The company’s prospectus states: “Our investment adviser employs a disciplined investment strategy. We buy growth companies at what we believe to be low prices. We think this approach combines the best features of 'growth' and 'value' investing.”
When buying stock Yacktman and his team consider the following issues:
For a company to be considered a good business, it must have one or more of the following:
- High market share in principal product and/or service lines;
- A high cash return on tangible assets;
- Relatively low capital requirements allowing a business to generate cash while growing;
-Short customer repurchases cycles and long product cycles;
- Unique franchise characteristics.
Management must wisely allocate the earnings it generates and do not profit from them. Yacktman generally looks for companies that:

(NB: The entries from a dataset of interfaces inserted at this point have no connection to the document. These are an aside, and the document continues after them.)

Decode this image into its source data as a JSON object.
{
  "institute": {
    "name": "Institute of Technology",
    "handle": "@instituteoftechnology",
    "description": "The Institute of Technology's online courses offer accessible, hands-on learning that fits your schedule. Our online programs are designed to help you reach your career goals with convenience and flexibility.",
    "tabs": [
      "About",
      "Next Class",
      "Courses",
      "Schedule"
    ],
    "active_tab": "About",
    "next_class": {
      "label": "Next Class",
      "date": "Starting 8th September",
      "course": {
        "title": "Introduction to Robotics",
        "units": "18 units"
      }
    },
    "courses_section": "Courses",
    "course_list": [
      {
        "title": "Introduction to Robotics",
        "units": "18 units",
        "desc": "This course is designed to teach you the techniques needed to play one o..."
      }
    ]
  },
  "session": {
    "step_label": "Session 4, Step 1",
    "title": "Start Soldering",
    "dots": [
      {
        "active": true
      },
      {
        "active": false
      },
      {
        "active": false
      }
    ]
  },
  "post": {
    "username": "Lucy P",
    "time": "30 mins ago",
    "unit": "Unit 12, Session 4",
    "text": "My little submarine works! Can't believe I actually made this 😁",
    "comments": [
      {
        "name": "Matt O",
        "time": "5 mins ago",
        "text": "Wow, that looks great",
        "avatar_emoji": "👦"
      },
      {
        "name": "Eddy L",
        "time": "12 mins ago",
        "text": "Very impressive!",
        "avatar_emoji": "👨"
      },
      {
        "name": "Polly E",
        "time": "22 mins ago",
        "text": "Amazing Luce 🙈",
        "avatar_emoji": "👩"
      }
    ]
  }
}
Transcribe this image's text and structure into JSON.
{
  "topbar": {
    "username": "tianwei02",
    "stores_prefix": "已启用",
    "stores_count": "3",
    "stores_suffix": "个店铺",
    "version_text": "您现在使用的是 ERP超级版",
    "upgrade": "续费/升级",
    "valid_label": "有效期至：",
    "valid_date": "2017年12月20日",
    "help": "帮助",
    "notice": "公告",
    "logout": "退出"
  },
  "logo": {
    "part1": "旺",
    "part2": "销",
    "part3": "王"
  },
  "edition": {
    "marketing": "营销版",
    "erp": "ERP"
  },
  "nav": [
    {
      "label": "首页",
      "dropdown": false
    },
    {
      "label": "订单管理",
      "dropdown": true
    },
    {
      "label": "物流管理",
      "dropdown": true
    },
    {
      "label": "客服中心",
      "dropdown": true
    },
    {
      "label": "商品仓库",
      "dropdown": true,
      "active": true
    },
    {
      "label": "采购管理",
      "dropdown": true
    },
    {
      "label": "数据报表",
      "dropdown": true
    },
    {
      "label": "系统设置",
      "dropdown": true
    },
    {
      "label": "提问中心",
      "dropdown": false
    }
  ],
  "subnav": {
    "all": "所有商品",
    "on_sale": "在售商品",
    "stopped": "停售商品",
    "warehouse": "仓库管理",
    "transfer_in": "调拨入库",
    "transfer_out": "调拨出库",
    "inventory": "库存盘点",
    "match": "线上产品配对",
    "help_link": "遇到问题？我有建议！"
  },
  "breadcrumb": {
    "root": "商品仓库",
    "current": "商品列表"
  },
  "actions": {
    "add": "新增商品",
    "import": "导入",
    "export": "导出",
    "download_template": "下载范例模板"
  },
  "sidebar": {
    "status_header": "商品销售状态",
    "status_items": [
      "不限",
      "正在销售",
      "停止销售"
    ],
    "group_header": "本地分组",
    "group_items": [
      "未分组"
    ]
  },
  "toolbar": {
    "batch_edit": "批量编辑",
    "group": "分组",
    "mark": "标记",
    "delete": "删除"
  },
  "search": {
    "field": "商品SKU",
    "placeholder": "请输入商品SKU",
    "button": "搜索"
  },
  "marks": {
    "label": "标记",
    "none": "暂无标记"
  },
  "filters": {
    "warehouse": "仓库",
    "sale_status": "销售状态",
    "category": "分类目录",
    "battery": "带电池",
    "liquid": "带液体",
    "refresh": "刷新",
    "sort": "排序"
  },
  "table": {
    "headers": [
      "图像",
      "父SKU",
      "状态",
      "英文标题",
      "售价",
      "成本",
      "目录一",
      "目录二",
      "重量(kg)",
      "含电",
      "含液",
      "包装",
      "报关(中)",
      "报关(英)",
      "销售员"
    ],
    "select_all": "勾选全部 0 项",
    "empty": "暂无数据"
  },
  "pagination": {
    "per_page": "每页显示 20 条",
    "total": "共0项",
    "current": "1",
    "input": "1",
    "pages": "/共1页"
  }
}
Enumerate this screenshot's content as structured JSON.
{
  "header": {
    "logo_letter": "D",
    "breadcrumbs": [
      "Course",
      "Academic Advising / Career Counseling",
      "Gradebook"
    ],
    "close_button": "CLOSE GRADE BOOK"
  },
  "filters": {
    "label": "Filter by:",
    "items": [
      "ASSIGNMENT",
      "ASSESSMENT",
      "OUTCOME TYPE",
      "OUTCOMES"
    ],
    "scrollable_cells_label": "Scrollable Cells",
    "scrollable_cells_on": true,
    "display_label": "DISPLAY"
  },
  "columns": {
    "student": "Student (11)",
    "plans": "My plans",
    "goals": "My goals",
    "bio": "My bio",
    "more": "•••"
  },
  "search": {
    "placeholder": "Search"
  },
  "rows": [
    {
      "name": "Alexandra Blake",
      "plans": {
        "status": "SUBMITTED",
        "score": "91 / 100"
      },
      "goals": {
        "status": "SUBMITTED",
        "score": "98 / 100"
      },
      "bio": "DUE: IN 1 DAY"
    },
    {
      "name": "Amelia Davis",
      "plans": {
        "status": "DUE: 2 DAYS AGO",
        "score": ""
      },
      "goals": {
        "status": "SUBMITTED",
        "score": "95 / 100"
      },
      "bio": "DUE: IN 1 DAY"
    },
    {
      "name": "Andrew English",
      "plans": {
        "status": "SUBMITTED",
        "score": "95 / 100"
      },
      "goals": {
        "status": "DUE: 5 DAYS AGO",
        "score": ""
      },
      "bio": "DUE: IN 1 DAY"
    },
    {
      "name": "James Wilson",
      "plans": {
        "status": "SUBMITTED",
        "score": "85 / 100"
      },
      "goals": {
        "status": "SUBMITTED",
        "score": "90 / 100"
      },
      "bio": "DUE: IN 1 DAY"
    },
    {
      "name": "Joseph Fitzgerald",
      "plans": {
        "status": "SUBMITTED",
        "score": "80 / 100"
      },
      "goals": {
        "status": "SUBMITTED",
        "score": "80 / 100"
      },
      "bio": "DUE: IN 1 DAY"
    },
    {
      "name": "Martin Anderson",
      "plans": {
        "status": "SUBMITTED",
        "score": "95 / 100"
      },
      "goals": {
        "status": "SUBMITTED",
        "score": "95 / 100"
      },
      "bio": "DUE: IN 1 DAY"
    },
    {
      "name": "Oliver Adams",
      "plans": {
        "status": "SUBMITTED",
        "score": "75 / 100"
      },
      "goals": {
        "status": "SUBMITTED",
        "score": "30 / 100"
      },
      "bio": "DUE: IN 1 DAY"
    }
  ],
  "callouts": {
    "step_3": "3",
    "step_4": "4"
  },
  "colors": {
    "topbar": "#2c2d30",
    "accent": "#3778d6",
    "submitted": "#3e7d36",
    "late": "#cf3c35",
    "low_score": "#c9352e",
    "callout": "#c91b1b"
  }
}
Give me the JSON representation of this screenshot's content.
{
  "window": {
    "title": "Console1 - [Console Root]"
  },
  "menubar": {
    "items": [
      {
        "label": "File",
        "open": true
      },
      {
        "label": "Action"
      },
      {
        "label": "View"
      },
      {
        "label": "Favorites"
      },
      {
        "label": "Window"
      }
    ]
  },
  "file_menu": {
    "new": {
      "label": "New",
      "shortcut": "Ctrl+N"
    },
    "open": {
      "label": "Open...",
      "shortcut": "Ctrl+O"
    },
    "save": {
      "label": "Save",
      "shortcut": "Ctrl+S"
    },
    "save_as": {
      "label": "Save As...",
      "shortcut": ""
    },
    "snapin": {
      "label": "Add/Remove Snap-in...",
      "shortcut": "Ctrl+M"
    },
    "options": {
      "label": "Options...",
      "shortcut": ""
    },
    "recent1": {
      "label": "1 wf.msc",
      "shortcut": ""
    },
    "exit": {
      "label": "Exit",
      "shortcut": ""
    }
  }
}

- Reinvest in the business and still have excess cash;
-Make synergistic acquisitions;
-Buy back stock.
Low Purchase Price
In Yacktman Asset Management Co. they want companies that:
-Have stock that sells for less than what an investor would pay to buy the whole company.
-Have stock with prices that vary 50% or more from low to high each year.
They wait for investment opportunities. Donald Yacktman thinks that patience is the key that generates attractive buy prices for any investment.
The Yacktman Focused Fund tends to hold fewer than 25 stocks. They believe it is worth investing in top choices rather than investing in less attractive businesses.
I found interesting stocks that I could buy for less than Yacktman recently paid.
Research In Motion Ltd. (RIMM) designs and markets wireless handsets, software and services. Its revenue is driven by the sale of handsets to carriers worldwide that promote the company's BlackBerry line of devices. In addition, RIMM generates access service fees from carriers for each BlackBerry subscriber.
RIMM’s balance sheet is strong, with $1.4 billion in cash and investments against no debt. It shipped approximately 10.6 million smartphones in the second quarter, and the BlackBerry subscriber base is now over 70 million. RIMM revenue was approximately $4.2 billion, and service revenues surpassed $1 billion for the first time in RIMM's history. Sell-through of BlackBerry smartphones in the second quarter was the second highest ever at 13.7 million.
As we can see, Yacktman increased his position with an average price of $20.
Avon Products Inc. (AVP): Avon is a multilevel marketing company selling products in more than 60 countries and territories. Avon's product mix consists of beauty, fashion and home. International sales account for about 80% of the firm's consolidated total.
At the end of fiscal 2010, the debt/capital ratio stood at 0.65, while operating income covered interest expense increased more than 12 times. While its trailing P/E ratio is 11.1, the stock has a five-year average of 23.8. The company has great upside potential. Avon was trading at $19, significantly lower than its estimated fair value range of $26.44 to $30.89. Its price to book sales ratio of 0.72 is also below the market average of 1.8. The stock has at least 40% upside potential to be fairly priced.
Don Yacktman initiated a position in the low $20s
Janus Capital Group Inc. (JNS) provides investment management services to individual and institutional investors. It operates through its three main subsidiaries: Janus, which focuses on growth-driven equity and fixed-income strategies; INTECH, which offers mathematically driven equity strategies; and Perkins, which focuses on value-driven equity strategies. At the end of June 2011, equity represented 90%, fixed-income 10% and money market funds.
Furthermore, in 2010, Janus had $800 million in debt. It could repay $121 million and has already banked the $92 million it needs to pay off obligations.
Janus recently increased its quarterly dividend to $0.05 per share from $0.01. Also the company plans to use future cash flows to reinvest in the business, repurchase shares and pay down debt as it comes due.
Yacktman got very interested in JNS when the stock broke the $10s level and initiated a position near that price.
Bank of New York Mellon (BK): BK was the result of the merger of Mellon Financial and Bank of New York. It is one of the world's largest financial services companies and a leader in providing back-office services to other financial firms.
BNY Mellon is financially healthy. As a matter of fact, it is the highest rated U.S. bank and one of the highest rated financial institutions in the world with a AA- rating from S&P.
Yacktman kept buying the stock and started accumulating more shares when BK went to the low $20 level. He is sure that in the current prices, BK is severely undervalued.
C.R. Bard Inc. (BCR) develops and markets medical devices worldwide. Its products include disposables and implantable devices for vascular, urology and oncology procedures.
As of September 2010, the firm held $662 million in cash. The firm issued $750 million in notes in December, bringing its debt total to $900 million. The company can use free cash flow to pay off its debt when due. Meanwhile, the firm will use its cash to fund a repurchase program and dividends.
Yacktman started buying BCR in the first quarter of 2010 and kept buying every quarter. I will pay attention to this company because there must be some specifics that made Yacktman bought the stock even when BCR was in an uptrend.